We tried picking some pine nuts… we pulled two nuts out of a cone and when we pulled the two apart a big ol’ larva popped out. This, and the excessive amounts of sap involved, cured Ali of wanting to taste a wild pine nut! This park definitely deserves more than a four-hour visit, but that is all the time we had because we had many miles left to drive. We definitely want to go back and explore a bit.
Because it sounded like Ali’s type of road, with a destination of South Lake Tahoe, we continued across NV on US-50, which has been named “the loneliness road in America.” Again, we spent nearly the entire day without cell coverage (win), ate some tasty Thai food (thanks to Kelly’s recommendation), and spent the night in another budget hotel. We woke up, had some breakfast, loaded the packs, found an overpriced quart of white gas, and headed off for the woods.
We backpacked for three days in the Desolation Wilderness and had a wonderful time, except that we were plagued with the worst collective gas that our marriage (or probably any marriage) has ever experienced. I am not sure what we ate that caused this issue, but I couldn’t even cut a silent one ten feet ahead of her while hiking without receiving commentary. “Donkey, if that was me, you’d be dead!” and “my mouth was open and everything!” were quoted excessively. We hiked to Aloha Lake from the trailhead at Lily Lake the first day, which included a nice climb up an “unmaintained” trail (it was really not that bad) that got nearly all of our climbing for the trip out of the way in the first two miles.
We camped at Lake Le Conte the first night and Jeramy woke up for a beautiful sunrise while Ali chose to stay in her sleeping bag.
We got up and hiked to Lake Gilmore for our second night. Luckily the eye-searing fumes had mostly dissipated by bedtime. After waking up early to another beautiful alpine sunrise, we hurried down the mountain to get back to the car and drive to Fresno. In an effort to get to Megan’s place in Fresno a bit earlier, we changed the route to go over Sonora Pass instead of over Tioga pass and through Yosemite. This was definitely a good change. There was a sign at the beginning, “26% grade ahead,” which would get any biker excited. This steep, windy route is an absolutely beautiful drive if you ever have the chance.
We stayed at Megan’s for the night, met her special-needs yellow lab (when he gets excited his heart shorts out, his brain gets no oxygen, his eyes bulge out, and gets a goofy grin until he calms down and his heart returns to normal), and headed to Berkeley for Steve And Zoe’s wedding. They had a short ceremony centered around touching vows that they wrote for each other. The reception activities included mainly shenanigans. We got to hang out with ~15 of our friends from Ft. Fun and had a blast catching up with people we had not seen in a while. The bride and groom encouraged garden party attire which gave the Zimms a chance to get all fancied up. I purchased a seersucker suit to look a little more southern gent and Ali’s mom found her a dress made in the 1920s! The wedding had awesome food: a taco truck, a steamed bun truck, and cupcakes. Yummm!

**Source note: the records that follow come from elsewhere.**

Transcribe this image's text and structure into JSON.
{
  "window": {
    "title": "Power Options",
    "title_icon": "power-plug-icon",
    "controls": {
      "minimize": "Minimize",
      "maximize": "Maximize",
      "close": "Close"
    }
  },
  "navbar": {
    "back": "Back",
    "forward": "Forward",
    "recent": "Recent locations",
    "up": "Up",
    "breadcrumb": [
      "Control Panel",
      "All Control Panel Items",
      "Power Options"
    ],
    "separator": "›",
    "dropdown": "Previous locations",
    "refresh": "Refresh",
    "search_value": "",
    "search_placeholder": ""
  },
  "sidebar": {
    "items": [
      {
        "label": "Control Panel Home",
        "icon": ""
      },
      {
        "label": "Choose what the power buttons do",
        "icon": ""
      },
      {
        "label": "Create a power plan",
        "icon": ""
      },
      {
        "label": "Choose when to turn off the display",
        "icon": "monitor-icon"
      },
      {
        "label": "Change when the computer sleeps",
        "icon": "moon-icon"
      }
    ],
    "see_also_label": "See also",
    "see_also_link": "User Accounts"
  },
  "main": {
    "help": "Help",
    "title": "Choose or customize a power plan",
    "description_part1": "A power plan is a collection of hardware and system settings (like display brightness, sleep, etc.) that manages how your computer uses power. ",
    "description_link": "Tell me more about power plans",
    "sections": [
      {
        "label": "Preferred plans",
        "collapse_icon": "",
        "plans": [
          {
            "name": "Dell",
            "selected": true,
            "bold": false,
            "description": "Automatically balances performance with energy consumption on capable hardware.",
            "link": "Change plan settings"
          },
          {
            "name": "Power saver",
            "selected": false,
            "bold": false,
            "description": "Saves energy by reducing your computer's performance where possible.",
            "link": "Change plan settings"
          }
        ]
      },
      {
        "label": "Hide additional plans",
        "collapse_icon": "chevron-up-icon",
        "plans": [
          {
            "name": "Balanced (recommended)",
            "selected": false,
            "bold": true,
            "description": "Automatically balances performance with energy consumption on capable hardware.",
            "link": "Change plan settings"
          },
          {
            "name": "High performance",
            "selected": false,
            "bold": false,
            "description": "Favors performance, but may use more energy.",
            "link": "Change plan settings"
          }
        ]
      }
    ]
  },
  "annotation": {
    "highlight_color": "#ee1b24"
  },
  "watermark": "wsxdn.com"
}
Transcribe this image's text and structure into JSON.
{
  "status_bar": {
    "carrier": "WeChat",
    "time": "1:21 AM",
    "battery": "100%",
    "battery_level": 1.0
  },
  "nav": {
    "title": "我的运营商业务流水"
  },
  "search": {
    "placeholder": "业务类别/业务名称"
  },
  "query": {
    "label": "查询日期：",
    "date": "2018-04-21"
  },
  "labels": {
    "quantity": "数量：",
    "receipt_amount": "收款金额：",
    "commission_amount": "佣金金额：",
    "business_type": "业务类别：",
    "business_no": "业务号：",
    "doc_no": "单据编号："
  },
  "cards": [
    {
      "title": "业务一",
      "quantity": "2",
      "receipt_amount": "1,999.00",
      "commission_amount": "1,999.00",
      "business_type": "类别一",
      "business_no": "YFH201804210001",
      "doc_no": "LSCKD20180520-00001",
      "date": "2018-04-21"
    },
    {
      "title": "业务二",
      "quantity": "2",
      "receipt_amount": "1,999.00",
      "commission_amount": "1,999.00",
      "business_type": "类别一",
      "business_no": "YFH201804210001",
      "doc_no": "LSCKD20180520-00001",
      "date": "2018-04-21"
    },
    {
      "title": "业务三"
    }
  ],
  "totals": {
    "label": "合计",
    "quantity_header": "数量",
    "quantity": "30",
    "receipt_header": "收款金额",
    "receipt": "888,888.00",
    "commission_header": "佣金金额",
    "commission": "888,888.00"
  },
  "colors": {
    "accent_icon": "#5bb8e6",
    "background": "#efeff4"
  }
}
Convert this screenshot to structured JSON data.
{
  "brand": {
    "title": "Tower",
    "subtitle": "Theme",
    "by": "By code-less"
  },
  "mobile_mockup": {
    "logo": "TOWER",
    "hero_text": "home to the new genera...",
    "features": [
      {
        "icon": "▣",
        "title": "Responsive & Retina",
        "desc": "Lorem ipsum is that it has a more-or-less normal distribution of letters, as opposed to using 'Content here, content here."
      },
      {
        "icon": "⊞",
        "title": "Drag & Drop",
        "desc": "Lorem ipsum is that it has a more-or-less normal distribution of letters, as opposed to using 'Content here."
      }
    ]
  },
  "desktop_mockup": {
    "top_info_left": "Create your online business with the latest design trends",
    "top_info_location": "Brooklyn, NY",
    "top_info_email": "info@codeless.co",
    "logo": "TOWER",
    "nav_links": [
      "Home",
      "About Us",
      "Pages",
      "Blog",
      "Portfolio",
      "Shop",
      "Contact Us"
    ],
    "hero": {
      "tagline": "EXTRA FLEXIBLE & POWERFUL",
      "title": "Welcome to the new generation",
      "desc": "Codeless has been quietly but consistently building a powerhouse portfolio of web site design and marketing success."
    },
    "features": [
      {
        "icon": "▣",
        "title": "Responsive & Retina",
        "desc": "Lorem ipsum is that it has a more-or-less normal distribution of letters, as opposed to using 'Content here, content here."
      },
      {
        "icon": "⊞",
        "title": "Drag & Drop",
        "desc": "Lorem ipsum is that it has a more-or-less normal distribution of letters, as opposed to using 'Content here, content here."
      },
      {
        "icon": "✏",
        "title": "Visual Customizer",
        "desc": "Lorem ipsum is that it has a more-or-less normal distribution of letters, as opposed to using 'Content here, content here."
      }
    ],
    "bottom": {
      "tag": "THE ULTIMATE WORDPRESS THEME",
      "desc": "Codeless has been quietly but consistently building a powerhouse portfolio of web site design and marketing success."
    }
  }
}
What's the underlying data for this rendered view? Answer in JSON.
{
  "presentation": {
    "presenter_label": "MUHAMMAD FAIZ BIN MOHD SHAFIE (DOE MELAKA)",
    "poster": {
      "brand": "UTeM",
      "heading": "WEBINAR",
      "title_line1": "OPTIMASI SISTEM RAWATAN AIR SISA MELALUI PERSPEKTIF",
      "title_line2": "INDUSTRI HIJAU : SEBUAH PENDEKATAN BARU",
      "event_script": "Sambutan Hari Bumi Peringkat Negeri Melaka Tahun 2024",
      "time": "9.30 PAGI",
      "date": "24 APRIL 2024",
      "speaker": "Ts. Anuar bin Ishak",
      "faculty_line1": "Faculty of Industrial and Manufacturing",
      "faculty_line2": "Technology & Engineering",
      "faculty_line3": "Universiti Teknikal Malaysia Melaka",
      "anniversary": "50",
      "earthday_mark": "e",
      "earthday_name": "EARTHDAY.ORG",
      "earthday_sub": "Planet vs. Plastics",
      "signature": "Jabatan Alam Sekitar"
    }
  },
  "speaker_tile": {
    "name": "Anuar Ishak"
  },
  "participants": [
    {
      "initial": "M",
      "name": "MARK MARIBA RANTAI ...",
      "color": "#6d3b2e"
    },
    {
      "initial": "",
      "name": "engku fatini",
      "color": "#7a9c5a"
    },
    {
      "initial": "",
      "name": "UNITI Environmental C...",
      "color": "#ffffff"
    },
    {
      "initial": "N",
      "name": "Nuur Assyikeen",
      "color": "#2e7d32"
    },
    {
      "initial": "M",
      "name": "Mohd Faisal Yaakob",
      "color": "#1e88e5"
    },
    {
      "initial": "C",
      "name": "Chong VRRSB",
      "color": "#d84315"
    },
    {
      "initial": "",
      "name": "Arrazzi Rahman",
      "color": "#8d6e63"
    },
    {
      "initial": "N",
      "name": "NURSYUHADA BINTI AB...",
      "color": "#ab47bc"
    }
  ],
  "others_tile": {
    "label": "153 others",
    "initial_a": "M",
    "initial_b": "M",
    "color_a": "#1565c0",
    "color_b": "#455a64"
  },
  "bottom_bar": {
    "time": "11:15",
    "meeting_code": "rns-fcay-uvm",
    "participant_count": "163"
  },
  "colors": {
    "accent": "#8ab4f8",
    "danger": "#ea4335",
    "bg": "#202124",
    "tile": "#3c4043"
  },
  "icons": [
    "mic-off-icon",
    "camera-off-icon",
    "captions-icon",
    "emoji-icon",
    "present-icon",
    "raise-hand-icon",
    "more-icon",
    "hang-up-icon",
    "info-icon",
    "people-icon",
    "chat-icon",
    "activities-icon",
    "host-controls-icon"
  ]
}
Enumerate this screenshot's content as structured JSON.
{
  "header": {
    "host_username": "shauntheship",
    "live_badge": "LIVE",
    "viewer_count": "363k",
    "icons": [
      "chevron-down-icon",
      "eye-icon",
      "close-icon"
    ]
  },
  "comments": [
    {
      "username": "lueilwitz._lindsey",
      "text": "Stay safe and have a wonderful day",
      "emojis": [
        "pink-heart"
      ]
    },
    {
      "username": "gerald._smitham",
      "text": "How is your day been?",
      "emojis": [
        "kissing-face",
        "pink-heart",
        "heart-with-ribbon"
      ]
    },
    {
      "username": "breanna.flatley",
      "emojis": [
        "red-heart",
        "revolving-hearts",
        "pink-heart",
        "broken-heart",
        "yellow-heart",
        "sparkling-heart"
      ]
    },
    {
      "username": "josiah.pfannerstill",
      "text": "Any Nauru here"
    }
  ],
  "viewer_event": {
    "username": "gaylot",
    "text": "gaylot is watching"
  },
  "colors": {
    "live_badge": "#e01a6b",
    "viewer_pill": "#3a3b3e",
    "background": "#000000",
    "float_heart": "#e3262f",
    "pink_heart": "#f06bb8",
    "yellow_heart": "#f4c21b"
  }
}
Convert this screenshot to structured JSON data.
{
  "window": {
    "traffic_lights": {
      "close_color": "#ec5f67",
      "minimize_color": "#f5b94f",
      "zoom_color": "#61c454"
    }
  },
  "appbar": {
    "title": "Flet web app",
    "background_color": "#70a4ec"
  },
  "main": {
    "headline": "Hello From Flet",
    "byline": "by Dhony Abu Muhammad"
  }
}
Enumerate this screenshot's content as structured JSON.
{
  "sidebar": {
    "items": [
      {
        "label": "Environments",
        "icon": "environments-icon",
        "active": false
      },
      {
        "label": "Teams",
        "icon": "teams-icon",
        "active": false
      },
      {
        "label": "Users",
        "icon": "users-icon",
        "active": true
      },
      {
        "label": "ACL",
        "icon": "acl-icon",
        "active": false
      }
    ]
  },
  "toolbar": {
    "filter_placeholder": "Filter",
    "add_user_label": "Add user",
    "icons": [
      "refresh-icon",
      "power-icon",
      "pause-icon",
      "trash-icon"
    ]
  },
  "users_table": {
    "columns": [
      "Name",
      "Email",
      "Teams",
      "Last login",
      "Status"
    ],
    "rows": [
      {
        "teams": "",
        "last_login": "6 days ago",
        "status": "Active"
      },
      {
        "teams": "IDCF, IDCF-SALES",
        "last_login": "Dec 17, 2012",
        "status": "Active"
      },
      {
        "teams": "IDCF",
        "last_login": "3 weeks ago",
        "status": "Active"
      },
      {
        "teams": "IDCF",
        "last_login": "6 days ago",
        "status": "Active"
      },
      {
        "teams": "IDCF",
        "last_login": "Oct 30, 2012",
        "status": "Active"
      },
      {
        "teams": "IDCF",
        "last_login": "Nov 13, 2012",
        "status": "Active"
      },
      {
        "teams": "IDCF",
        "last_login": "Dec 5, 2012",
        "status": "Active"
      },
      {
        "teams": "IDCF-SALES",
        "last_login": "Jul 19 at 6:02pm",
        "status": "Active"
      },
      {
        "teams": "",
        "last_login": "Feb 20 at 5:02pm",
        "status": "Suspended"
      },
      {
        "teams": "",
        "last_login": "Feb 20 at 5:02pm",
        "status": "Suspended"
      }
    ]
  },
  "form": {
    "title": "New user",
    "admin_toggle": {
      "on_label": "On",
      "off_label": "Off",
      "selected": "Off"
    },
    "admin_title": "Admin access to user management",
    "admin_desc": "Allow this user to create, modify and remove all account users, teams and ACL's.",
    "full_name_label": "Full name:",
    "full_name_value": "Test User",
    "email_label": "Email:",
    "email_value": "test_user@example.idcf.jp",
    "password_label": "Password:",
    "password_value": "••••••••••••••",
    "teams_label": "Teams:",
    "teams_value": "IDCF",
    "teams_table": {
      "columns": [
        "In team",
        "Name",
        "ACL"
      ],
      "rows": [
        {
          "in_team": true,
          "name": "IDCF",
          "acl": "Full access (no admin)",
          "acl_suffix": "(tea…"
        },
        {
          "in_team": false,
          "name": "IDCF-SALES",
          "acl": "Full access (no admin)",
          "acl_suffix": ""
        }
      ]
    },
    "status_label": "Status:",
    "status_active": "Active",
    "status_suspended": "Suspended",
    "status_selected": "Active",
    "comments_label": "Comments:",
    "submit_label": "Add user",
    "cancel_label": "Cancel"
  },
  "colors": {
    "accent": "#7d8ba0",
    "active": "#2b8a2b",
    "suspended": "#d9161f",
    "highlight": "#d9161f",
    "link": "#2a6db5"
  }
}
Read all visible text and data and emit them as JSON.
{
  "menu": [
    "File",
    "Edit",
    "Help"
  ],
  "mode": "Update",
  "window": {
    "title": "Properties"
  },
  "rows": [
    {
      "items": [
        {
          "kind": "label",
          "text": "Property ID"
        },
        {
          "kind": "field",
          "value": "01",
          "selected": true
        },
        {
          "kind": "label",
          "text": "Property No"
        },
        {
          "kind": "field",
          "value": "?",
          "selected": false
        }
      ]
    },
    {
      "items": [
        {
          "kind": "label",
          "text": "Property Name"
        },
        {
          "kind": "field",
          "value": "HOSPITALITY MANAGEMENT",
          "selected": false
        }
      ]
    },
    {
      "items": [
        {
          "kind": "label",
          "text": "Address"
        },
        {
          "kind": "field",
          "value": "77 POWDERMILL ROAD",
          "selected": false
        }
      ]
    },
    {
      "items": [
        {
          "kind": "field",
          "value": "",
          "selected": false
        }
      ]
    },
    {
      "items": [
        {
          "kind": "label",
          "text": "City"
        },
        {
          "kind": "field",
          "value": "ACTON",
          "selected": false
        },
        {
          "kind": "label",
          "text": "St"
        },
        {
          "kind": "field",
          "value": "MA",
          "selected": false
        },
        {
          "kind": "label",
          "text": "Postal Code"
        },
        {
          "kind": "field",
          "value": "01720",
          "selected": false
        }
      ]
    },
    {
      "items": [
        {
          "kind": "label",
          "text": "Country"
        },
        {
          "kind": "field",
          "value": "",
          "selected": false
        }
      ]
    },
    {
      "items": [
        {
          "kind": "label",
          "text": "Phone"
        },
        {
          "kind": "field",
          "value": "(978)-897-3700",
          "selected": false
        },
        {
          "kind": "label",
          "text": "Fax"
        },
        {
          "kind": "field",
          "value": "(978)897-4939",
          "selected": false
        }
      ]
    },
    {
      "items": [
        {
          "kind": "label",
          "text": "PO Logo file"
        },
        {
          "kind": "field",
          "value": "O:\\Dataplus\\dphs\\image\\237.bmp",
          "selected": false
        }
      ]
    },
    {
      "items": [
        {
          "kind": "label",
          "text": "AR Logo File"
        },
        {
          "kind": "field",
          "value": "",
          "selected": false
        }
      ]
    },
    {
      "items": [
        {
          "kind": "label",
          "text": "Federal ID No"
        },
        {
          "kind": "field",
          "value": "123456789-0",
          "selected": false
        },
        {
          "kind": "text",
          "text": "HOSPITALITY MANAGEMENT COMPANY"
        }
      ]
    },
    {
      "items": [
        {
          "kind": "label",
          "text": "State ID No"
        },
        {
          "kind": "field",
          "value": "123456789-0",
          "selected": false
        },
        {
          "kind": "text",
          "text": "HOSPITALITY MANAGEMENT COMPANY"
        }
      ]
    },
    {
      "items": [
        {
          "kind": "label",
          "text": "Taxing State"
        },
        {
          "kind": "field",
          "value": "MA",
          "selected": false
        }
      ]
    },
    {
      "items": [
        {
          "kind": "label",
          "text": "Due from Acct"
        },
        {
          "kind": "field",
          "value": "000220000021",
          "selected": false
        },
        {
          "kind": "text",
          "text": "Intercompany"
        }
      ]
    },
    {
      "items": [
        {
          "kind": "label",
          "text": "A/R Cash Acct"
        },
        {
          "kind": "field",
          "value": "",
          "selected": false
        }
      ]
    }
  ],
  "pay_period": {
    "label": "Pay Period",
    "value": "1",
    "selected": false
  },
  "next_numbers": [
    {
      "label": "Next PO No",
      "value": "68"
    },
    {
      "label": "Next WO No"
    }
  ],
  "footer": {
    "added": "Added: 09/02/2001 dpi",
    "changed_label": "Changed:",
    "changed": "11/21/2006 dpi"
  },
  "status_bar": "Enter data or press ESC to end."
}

Sunday’s arrival meant that we needed to fly home and pick the doggies up from their vacation, living with four grad students for 11 days (Austin looks fat!). It was wonderful to see the pups, but it was sad that our vacation had to end—it was a great vacation filled with quality time and a wonderful lack of internet connectivity!